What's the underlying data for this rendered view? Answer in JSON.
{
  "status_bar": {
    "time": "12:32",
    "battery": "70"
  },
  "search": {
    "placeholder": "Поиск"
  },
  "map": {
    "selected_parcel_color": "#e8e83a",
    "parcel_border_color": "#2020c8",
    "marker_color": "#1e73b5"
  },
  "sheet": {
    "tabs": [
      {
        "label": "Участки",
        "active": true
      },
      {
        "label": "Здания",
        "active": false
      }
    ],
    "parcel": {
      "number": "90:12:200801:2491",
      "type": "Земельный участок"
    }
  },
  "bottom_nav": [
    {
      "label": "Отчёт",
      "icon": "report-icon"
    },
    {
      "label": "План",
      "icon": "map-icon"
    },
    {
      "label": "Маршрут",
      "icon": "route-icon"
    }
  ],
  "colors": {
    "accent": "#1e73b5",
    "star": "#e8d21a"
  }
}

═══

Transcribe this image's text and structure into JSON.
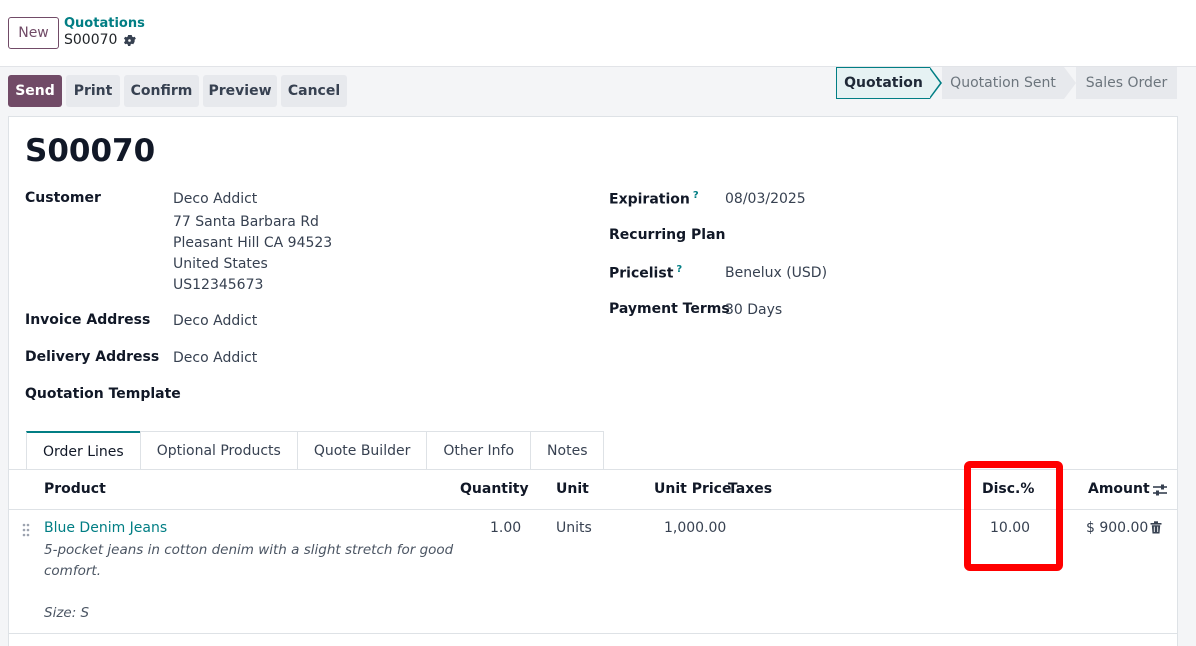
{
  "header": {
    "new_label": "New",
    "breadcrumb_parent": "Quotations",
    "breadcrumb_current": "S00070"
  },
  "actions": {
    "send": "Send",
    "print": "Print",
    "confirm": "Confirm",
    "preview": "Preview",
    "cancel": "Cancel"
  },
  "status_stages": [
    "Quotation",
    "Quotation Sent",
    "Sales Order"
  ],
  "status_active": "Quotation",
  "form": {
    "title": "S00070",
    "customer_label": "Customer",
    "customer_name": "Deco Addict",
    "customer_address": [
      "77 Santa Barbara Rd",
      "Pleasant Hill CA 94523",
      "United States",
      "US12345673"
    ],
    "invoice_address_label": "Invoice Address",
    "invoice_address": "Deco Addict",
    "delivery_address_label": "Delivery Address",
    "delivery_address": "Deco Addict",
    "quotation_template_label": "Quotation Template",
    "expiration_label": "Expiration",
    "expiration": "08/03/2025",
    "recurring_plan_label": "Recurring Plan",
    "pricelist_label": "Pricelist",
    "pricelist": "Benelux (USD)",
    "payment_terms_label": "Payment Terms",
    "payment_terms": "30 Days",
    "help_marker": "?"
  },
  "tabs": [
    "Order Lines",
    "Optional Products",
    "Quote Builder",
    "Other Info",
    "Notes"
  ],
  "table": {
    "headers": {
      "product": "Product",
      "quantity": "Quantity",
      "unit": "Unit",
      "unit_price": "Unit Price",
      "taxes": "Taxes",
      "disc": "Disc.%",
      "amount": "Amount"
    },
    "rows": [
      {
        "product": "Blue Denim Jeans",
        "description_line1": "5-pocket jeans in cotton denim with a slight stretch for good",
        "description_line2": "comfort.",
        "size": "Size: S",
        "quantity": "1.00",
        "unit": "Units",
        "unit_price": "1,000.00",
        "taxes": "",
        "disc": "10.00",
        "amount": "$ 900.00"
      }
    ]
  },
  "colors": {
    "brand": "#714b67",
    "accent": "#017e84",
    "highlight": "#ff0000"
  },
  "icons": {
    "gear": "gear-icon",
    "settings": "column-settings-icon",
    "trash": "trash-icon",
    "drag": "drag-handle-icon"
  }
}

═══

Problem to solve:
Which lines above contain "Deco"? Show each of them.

Response to the task:
    "customer_name": "Deco Addict",
    "invoice_address": "Deco Addict",
    "delivery_address": "Deco Addict",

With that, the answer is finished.